**TASK TO CARRY OUT**.
I need all the entries repeated exactly as written.

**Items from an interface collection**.
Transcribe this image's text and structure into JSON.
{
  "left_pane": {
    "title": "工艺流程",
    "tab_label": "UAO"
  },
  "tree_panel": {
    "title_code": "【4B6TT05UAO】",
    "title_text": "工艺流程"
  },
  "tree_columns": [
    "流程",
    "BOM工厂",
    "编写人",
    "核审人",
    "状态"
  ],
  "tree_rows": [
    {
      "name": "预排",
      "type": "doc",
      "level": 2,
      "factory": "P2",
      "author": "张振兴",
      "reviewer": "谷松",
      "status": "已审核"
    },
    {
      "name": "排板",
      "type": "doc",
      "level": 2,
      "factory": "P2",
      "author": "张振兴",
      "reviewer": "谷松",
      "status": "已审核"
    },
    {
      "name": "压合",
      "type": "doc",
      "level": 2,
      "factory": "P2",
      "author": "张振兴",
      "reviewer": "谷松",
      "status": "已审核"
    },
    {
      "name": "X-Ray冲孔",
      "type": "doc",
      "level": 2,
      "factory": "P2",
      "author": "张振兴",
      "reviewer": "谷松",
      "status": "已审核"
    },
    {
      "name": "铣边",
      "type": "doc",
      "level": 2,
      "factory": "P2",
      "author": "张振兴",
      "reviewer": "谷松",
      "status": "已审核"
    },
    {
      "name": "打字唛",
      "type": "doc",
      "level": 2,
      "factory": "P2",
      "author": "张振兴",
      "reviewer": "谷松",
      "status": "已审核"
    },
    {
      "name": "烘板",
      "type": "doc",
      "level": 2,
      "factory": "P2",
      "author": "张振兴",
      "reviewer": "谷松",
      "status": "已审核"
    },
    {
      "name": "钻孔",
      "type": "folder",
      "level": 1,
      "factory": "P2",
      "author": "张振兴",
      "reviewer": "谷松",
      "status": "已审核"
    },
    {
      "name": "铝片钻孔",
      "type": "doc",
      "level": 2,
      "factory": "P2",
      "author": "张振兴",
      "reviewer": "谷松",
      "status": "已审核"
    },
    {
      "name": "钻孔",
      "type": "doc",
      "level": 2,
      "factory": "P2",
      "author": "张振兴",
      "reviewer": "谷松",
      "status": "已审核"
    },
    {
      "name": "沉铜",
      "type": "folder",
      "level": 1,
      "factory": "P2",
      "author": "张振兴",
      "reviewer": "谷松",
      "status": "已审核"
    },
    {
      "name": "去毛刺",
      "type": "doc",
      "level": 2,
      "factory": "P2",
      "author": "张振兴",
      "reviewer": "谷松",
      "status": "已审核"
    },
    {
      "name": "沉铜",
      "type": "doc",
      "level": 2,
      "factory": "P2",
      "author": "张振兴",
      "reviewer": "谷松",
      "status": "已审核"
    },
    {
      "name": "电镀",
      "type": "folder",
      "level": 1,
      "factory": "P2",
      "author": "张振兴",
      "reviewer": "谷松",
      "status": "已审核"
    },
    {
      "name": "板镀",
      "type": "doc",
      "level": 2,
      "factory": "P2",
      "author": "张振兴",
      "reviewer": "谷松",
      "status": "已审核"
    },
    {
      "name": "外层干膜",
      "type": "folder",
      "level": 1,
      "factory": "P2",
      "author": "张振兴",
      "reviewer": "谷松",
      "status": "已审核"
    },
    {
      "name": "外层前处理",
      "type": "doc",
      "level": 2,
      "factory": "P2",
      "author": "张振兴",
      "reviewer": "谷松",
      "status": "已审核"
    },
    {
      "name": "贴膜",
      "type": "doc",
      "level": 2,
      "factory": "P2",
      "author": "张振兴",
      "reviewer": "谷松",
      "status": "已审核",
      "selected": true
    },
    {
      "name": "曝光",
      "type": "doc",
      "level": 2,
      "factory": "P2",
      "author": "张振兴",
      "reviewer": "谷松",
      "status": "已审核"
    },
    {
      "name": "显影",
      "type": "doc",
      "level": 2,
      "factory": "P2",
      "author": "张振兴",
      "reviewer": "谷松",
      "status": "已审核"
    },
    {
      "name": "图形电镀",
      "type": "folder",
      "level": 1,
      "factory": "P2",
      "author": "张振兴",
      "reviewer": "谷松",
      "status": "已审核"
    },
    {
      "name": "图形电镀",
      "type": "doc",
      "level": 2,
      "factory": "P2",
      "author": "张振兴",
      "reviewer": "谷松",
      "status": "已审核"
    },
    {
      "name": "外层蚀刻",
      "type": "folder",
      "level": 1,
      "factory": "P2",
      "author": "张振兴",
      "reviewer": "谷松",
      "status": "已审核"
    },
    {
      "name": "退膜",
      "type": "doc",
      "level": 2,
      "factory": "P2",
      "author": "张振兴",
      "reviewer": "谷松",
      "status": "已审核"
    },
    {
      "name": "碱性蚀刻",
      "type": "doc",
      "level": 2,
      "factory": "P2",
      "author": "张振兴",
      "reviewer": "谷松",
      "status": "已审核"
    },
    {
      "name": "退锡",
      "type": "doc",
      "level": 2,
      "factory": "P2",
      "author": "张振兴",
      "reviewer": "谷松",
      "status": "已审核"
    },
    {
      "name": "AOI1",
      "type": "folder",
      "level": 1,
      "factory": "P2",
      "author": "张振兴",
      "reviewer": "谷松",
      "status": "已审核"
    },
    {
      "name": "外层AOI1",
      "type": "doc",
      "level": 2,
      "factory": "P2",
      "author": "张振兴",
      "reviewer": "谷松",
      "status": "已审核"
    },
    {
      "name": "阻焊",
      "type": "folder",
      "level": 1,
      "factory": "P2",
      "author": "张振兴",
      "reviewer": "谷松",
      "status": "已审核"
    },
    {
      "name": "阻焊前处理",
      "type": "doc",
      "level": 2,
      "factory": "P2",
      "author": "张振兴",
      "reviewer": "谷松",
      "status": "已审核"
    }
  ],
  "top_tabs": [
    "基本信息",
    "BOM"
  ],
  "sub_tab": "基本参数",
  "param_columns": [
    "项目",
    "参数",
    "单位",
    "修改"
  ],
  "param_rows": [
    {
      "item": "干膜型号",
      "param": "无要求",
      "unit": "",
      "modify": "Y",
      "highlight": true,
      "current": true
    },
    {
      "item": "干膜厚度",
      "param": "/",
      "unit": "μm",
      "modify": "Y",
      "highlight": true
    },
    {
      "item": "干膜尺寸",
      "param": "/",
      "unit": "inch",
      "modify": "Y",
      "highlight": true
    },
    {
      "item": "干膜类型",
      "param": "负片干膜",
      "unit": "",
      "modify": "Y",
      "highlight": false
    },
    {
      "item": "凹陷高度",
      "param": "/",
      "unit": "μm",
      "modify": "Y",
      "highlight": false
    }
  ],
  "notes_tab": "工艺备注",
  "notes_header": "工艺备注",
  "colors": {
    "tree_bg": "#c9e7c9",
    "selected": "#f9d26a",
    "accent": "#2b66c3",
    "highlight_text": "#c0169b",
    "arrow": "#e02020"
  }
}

**COMPLETED EXERCISE**.
Transcribe this image's text and structure into JSON.
{
  "left_pane": {
    "title": "工艺流程",
    "tab_label": "UAO"
  },
  "tree_panel": {
    "title_code": "【4B6TT05UAO】",
    "title_text": "工艺流程"
  },
  "tree_columns": [
    "流程",
    "BOM工厂",
    "编写人",
    "核审人",
    "状态"
  ],
  "tree_rows": [
    {
      "name": "预排",
      "type": "doc",
      "level": 2,
      "factory": "P2",
      "author": "张振兴",
      "reviewer": "谷松",
      "status": "已审核"
    },
    {
      "name": "排板",
      "type": "doc",
      "level": 2,
      "factory": "P2",
      "author": "张振兴",
      "reviewer": "谷松",
      "status": "已审核"
    },
    {
      "name": "压合",
      "type": "doc",
      "level": 2,
      "factory": "P2",
      "author": "张振兴",
      "reviewer": "谷松",
      "status": "已审核"
    },
    {
      "name": "X-Ray冲孔",
      "type": "doc",
      "level": 2,
      "factory": "P2",
      "author": "张振兴",
      "reviewer": "谷松",
      "status": "已审核"
    },
    {
      "name": "铣边",
      "type": "doc",
      "level": 2,
      "factory": "P2",
      "author": "张振兴",
      "reviewer": "谷松",
      "status": "已审核"
    },
    {
      "name": "打字唛",
      "type": "doc",
      "level": 2,
      "factory": "P2",
      "author": "张振兴",
      "reviewer": "谷松",
      "status": "已审核"
    },
    {
      "name": "烘板",
      "type": "doc",
      "level": 2,
      "factory": "P2",
      "author": "张振兴",
      "reviewer": "谷松",
      "status": "已审核"
    },
    {
      "name": "钻孔",
      "type": "folder",
      "level": 1,
      "factory": "P2",
      "author": "张振兴",
      "reviewer": "谷松",
      "status": "已审核"
    },
    {
      "name": "铝片钻孔",
      "type": "doc",
      "level": 2,
      "factory": "P2",
      "author": "张振兴",
      "reviewer": "谷松",
      "status": "已审核"
    },
    {
      "name": "钻孔",
      "type": "doc",
      "level": 2,
      "factory": "P2",
      "author": "张振兴",
      "reviewer": "谷松",
      "status": "已审核"
    },
    {
      "name": "沉铜",
      "type": "folder",
      "level": 1,
      "factory": "P2",
      "author": "张振兴",
      "reviewer": "谷松",
      "status": "已审核"
    },
    {
      "name": "去毛刺",
      "type": "doc",
      "level": 2,
      "factory": "P2",
      "author": "张振兴",
      "reviewer": "谷松",
      "status": "已审核"
    },
    {
      "name": "沉铜",
      "type": "doc",
      "level": 2,
      "factory": "P2",
      "author": "张振兴",
      "reviewer": "谷松",
      "status": "已审核"
    },
    {
      "name": "电镀",
      "type": "folder",
      "level": 1,
      "factory": "P2",
      "author": "张振兴",
      "reviewer": "谷松",
      "status": "已审核"
    },
    {
      "name": "板镀",
      "type": "doc",
      "level": 2,
      "factory": "P2",
      "author": "张振兴",
      "reviewer": "谷松",
      "status": "已审核"
    },
    {
      "name": "外层干膜",
      "type": "folder",
      "level": 1,
      "factory": "P2",
      "author": "张振兴",
      "reviewer": "谷松",
      "status": "已审核"
    },
    {
      "name": "外层前处理",
      "type": "doc",
      "level": 2,
      "factory": "P2",
      "author": "张振兴",
      "reviewer": "谷松",
      "status": "已审核"
    },
    {
      "name": "贴膜",
      "type": "doc",
      "level": 2,
      "factory": "P2",
      "author": "张振兴",
      "reviewer": "谷松",
      "status": "已审核",
      "selected": true
    },
    {
      "name": "曝光",
      "type": "doc",
      "level": 2,
      "factory": "P2",
      "author": "张振兴",
      "reviewer": "谷松",
      "status": "已审核"
    },
    {
      "name": "显影",
      "type": "doc",
      "level": 2,
      "factory": "P2",
      "author": "张振兴",
      "reviewer": "谷松",
      "status": "已审核"
    },
    {
      "name": "图形电镀",
      "type": "folder",
      "level": 1,
      "factory": "P2",
      "author": "张振兴",
      "reviewer": "谷松",
      "status": "已审核"
    },
    {
      "name": "图形电镀",
      "type": "doc",
      "level": 2,
      "factory": "P2",
      "author": "张振兴",
      "reviewer": "谷松",
      "status": "已审核"
    },
    {
      "name": "外层蚀刻",
      "type": "folder",
      "level": 1,
      "factory": "P2",
      "author": "张振兴",
      "reviewer": "谷松",
      "status": "已审核"
    },
    {
      "name": "退膜",
      "type": "doc",
      "level": 2,
      "factory": "P2",
      "author": "张振兴",
      "reviewer": "谷松",
      "status": "已审核"
    },
    {
      "name": "碱性蚀刻",
      "type": "doc",
      "level": 2,
      "factory": "P2",
      "author": "张振兴",
      "reviewer": "谷松",
      "status": "已审核"
    },
    {
      "name": "退锡",
      "type": "doc",
      "level": 2,
      "factory": "P2",
      "author": "张振兴",
      "reviewer": "谷松",
      "status": "已审核"
    },
    {
      "name": "AOI1",
      "type": "folder",
      "level": 1,
      "factory": "P2",
      "author": "张振兴",
      "reviewer": "谷松",
      "status": "已审核"
    },
    {
      "name": "外层AOI1",
      "type": "doc",
      "level": 2,
      "factory": "P2",
      "author": "张振兴",
      "reviewer": "谷松",
      "status": "已审核"
    },
    {
      "name": "阻焊",
      "type": "folder",
      "level": 1,
      "factory": "P2",
      "author": "张振兴",
      "reviewer": "谷松",
      "status": "已审核"
    },
    {
      "name": "阻焊前处理",
      "type": "doc",
      "level": 2,
      "factory": "P2",
      "author": "张振兴",
      "reviewer": "谷松",
      "status": "已审核"
    }
  ],
  "top_tabs": [
    "基本信息",
    "BOM"
  ],
  "sub_tab": "基本参数",
  "param_columns": [
    "项目",
    "参数",
    "单位",
    "修改"
  ],
  "param_rows": [
    {
      "item": "干膜型号",
      "param": "无要求",
      "unit": "",
      "modify": "Y",
      "highlight": true,
      "current": true
    },
    {
      "item": "干膜厚度",
      "param": "/",
      "unit": "μm",
      "modify": "Y",
      "highlight": true
    },
    {
      "item": "干膜尺寸",
      "param": "/",
      "unit": "inch",
      "modify": "Y",
      "highlight": true
    },
    {
      "item": "干膜类型",
      "param": "负片干膜",
      "unit": "",
      "modify": "Y",
      "highlight": false
    },
    {
      "item": "凹陷高度",
      "param": "/",
      "unit": "μm",
      "modify": "Y",
      "highlight": false
    }
  ],
  "notes_tab": "工艺备注",
  "notes_header": "工艺备注",
  "colors": {
    "tree_bg": "#c9e7c9",
    "selected": "#f9d26a",
    "accent": "#2b66c3",
    "highlight_text": "#c0169b",
    "arrow": "#e02020"
  }
}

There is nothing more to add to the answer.